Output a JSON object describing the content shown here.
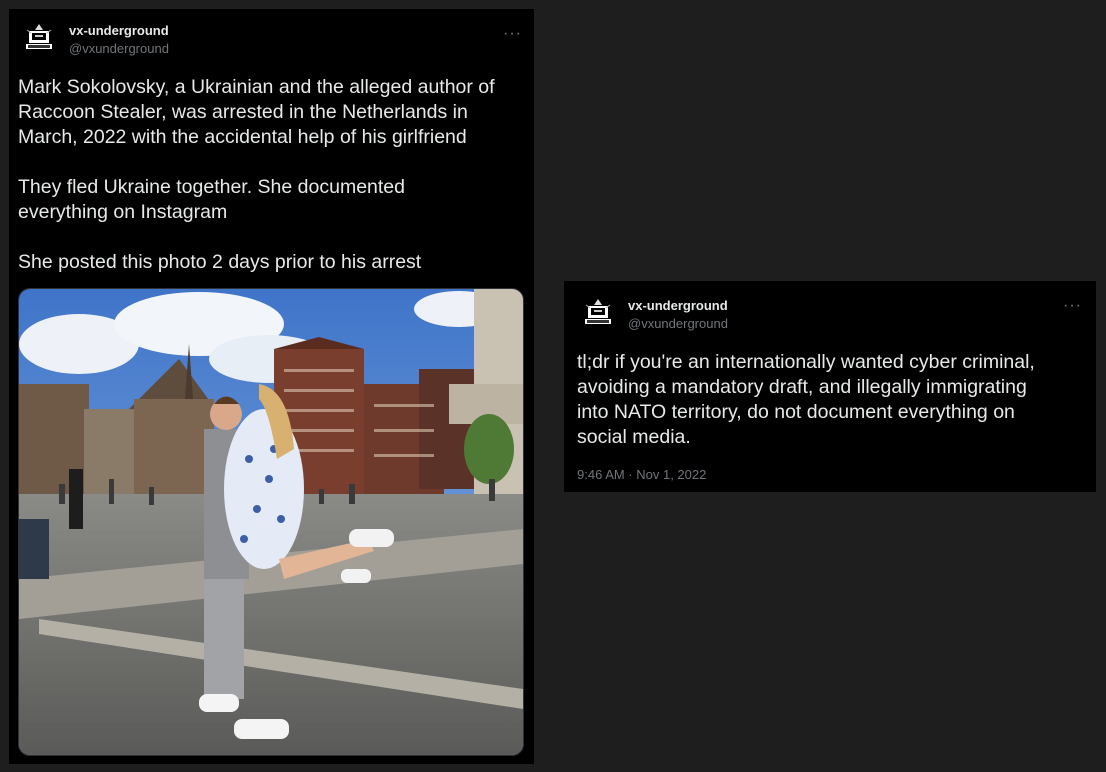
{
  "tweet1": {
    "display_name": "vx-underground",
    "handle": "@vxunderground",
    "more_label": "···",
    "text": "Mark Sokolovsky, a Ukrainian and the alleged author of\nRaccoon Stealer, was arrested in the Netherlands in\nMarch, 2022 with the accidental help of his girlfriend\n\nThey fled Ukraine together. She documented\neverything on Instagram\n\nShe posted this photo 2 days prior to his arrest",
    "photo_icon": "couple-photo-dam-square"
  },
  "tweet2": {
    "display_name": "vx-underground",
    "handle": "@vxunderground",
    "more_label": "···",
    "text": "tl;dr if you're an internationally wanted cyber criminal,\navoiding a mandatory draft, and illegally immigrating\ninto NATO territory, do not document everything on\nsocial media.",
    "timestamp": "9:46 AM · Nov 1, 2022"
  },
  "colors": {
    "page_bg": "#1e1e1e",
    "card_bg": "#000000",
    "text_primary": "#e7e9ea",
    "text_secondary": "#71767b"
  },
  "icons": {
    "avatar": "vx-underground-logo-icon",
    "more": "more-dots-icon"
  }
}
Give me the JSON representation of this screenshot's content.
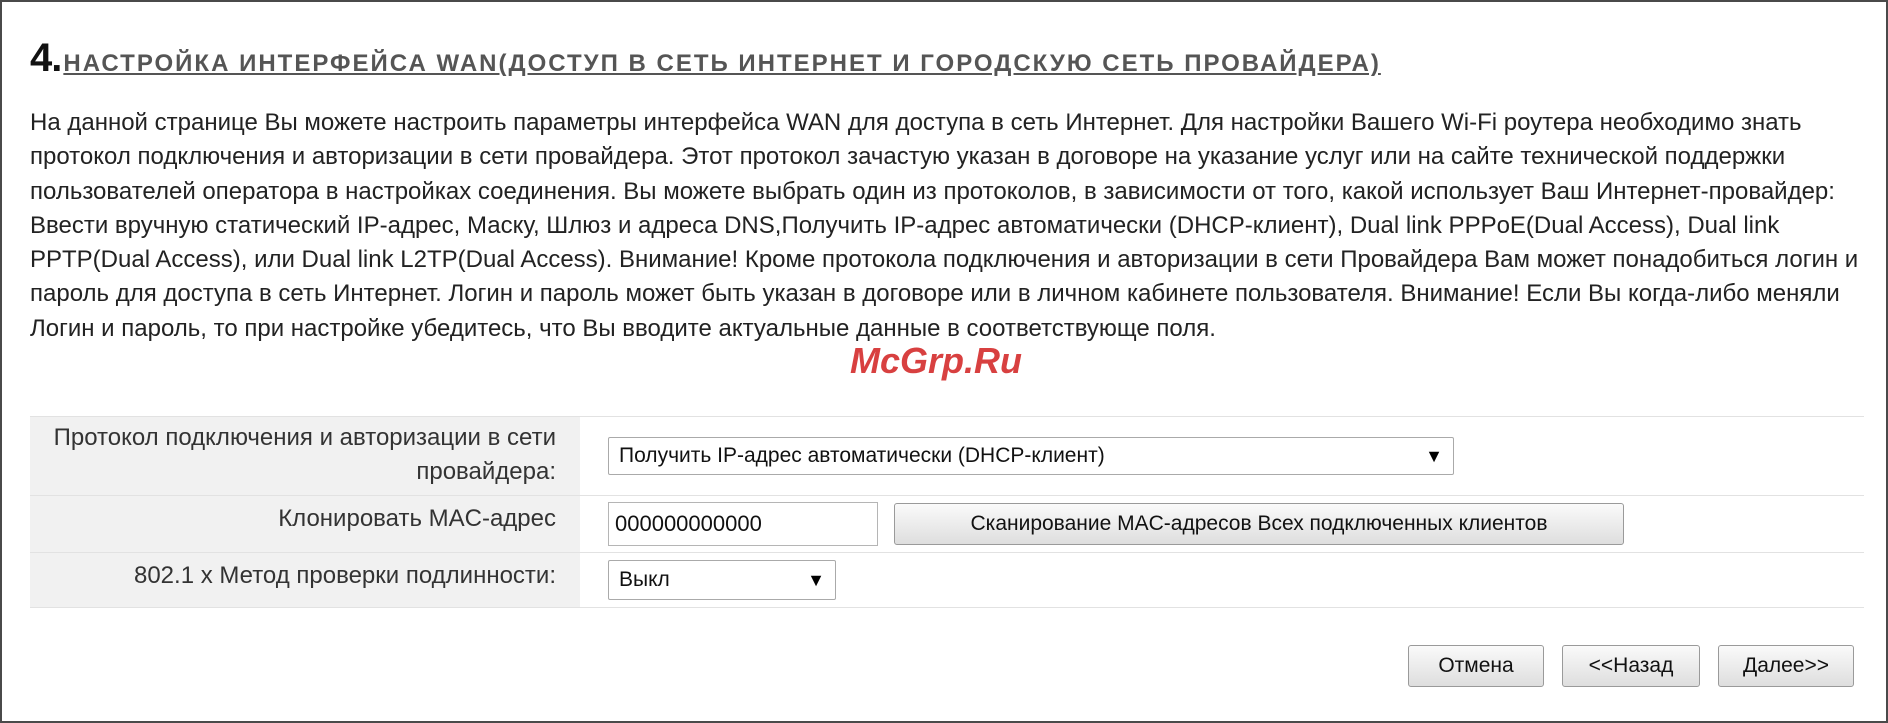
{
  "header": {
    "number": "4.",
    "title": "НАСТРОЙКА ИНТЕРФЕЙСА WAN(ДОСТУП В СЕТЬ ИНТЕРНЕТ И ГОРОДСКУЮ СЕТЬ ПРОВАЙДЕРА)"
  },
  "intro": "На данной странице Вы можете настроить параметры интерфейса WAN для доступа в сеть Интернет. Для настройки Вашего Wi-Fi роутера необходимо знать протокол подключения и авторизации в сети провайдера. Этот протокол зачастую указан в договоре на указание услуг или на сайте технической поддержки пользователей оператора в настройках соединения. Вы можете выбрать один из протоколов, в зависимости от того, какой использует Ваш Интернет-провайдер: Ввести вручную статический IP-адрес, Маску, Шлюз и адреса DNS,Получить IP-адрес автоматически (DHCP-клиент), Dual link PPPoE(Dual Access), Dual link PPTP(Dual Access), или Dual link L2TP(Dual Access). Внимание! Кроме протокола подключения и авторизации в сети Провайдера Вам может понадобиться логин и пароль для доступа в сеть Интернет. Логин и пароль может быть указан в договоре или в личном кабинете пользователя. Внимание! Если Вы когда-либо меняли Логин и пароль, то при настройке убедитесь, что Вы вводите актуальные данные в соответствующе поля.",
  "watermark": "McGrp.Ru",
  "form": {
    "protocol": {
      "label": "Протокол подключения и авторизации в сети провайдера:",
      "selected": "Получить IP-адрес автоматически (DHCP-клиент)",
      "arrow": "▼"
    },
    "mac": {
      "label": "Клонировать MAC-адрес",
      "value": "000000000000",
      "scan_button": "Сканирование MAC-адресов Всех подключенных клиентов"
    },
    "auth": {
      "label": "802.1 x Метод проверки подлинности:",
      "selected": "Выкл",
      "arrow": "▼"
    }
  },
  "actions": {
    "cancel": "Отмена",
    "back": "<<Назад",
    "next": "Далее>>"
  }
}
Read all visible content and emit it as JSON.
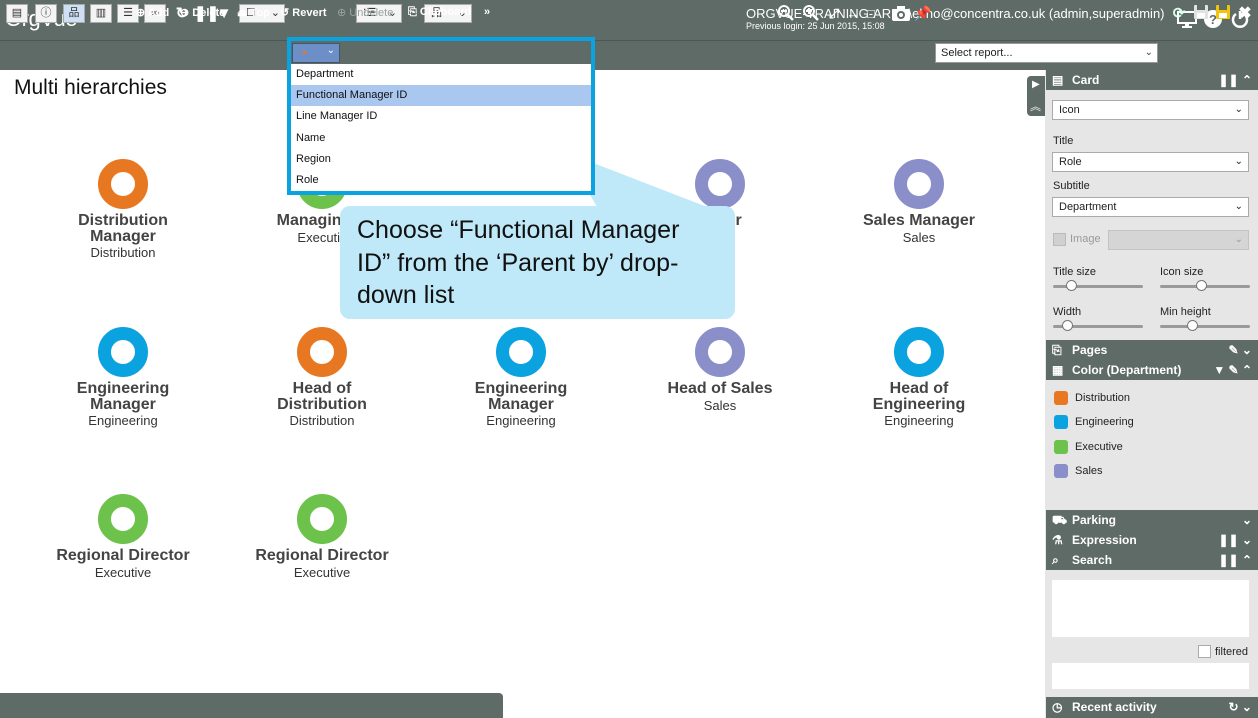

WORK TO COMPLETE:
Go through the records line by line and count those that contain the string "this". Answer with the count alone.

REPLY:
2